Let it burn.

Wednesday, October 1, 2014

A Special Notice


Since I have a wedding at which to officiate on Saturday afternoon, which is the feast of St. Francis, we will not be holding the annual blessing of the animals on the usual day. 

However, in order to expand on the occasion and recognize our roots in agricultural spirituality, I am spending the octave of St. Francis [Oct. 5-11] traveling about Roxbury blessing livestock and farms, with a blessing of small animals to take the place of Quiet Vespers on the 11th at 4pm. 

Oh, and farms, in this context, includes gardens.

Besides, every little church seems to pretend to venerate St. Francis these days, even those of the so-called reform tradition.  So, let's be particularly Anglican in our practice this year.

"Brutal Afghan Winter"


The Hindu Kush in December

Government spokespeople and media sometimes fall into the unfortunate habit of repeating an odd expression over and over again.  For example, during the Watergate hearings, the expression "at that point in time" was said so often [rather than the simpler and more accurate "at that time"] that it still haunts our language.

Similarly, about thirteen years ago, "brutal Afghan winter" became both the rationale and the expression of choice by those who questioned any U.S. involvement in attacking the Taliban in their home country.  In reality, winter in Afghanistan is no more brutal than winter in Connecticut, but the expression gave the unaware the impression that the Hindu Kush was an extension of the North Pole.

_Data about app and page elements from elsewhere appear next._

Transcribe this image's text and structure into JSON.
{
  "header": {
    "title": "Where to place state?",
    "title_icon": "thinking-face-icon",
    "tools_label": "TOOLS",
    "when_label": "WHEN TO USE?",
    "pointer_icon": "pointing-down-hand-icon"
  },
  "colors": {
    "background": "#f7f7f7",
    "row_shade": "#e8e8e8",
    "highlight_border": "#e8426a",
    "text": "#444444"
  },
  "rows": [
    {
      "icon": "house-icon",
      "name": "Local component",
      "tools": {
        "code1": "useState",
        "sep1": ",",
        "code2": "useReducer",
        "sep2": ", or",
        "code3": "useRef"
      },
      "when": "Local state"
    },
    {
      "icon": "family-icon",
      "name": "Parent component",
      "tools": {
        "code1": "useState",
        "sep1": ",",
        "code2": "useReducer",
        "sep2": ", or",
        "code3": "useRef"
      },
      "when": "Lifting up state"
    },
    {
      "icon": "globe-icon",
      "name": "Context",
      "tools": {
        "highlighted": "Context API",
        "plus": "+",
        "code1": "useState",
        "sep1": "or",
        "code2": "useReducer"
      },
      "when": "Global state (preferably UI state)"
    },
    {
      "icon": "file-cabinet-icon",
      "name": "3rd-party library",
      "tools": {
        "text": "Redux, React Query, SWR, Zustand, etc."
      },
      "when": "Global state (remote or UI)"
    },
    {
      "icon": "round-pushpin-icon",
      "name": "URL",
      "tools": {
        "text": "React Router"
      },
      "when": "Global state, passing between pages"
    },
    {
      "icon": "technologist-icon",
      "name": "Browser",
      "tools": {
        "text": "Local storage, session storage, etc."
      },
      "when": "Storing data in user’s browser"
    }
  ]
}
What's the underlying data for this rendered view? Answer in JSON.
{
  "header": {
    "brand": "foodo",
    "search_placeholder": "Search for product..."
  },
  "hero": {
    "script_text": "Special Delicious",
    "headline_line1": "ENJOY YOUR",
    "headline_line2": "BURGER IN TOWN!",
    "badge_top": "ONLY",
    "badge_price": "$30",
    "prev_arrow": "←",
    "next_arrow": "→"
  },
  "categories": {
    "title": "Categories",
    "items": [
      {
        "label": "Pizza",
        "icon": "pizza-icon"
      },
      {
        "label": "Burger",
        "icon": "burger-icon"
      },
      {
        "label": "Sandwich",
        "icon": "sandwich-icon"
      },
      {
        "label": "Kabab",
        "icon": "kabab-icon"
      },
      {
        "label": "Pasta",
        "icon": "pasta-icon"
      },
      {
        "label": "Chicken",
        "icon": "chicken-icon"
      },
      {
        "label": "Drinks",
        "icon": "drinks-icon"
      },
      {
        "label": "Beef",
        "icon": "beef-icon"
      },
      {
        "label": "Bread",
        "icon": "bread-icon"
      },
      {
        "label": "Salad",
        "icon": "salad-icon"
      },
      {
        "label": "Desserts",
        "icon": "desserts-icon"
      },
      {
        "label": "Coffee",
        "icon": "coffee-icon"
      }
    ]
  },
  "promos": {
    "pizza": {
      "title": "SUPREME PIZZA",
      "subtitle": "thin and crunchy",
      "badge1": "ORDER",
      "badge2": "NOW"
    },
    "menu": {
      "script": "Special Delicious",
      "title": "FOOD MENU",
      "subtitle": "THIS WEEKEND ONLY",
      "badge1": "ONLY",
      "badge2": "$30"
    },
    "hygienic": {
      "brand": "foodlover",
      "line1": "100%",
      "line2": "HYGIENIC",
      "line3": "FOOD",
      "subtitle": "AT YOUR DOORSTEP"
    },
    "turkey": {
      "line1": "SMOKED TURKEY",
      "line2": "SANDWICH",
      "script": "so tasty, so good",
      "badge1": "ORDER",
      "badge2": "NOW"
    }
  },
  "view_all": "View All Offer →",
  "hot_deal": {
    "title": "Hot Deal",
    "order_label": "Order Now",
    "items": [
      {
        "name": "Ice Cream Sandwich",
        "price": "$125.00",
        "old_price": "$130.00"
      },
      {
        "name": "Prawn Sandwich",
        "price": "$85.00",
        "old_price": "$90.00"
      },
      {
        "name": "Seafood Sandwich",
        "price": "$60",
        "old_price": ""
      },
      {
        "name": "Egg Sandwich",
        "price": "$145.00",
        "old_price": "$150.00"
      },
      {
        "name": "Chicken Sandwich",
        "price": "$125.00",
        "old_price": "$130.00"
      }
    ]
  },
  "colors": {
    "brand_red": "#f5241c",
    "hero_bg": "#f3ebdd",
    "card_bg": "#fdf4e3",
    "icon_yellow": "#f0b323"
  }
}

The latest example is "boots on the ground", which is a laborious way of saying "ground troops".  So common is its use by politicians and the media, that a simple Google search reveals over 87,000 examples just in the last few weeks.  Since the expression is nonsensical, but carries a Protean definition, it gives the unaware the impression that there will be no ground troops reinstated anywhere in the more troubled parts of the world.

Then we read this, hidden away in an obscure, but highly accurate, publication:

The 1st Infantry Division headquarters will deploy to Iraq in the coming weeks as the U.S. expands its war against the Islamic State, officials announced Thursday.

Apparently, There Is A Black Market In Squash. No, I'm Not Kidding.


500 pounds of squash stolen from Pittsfield church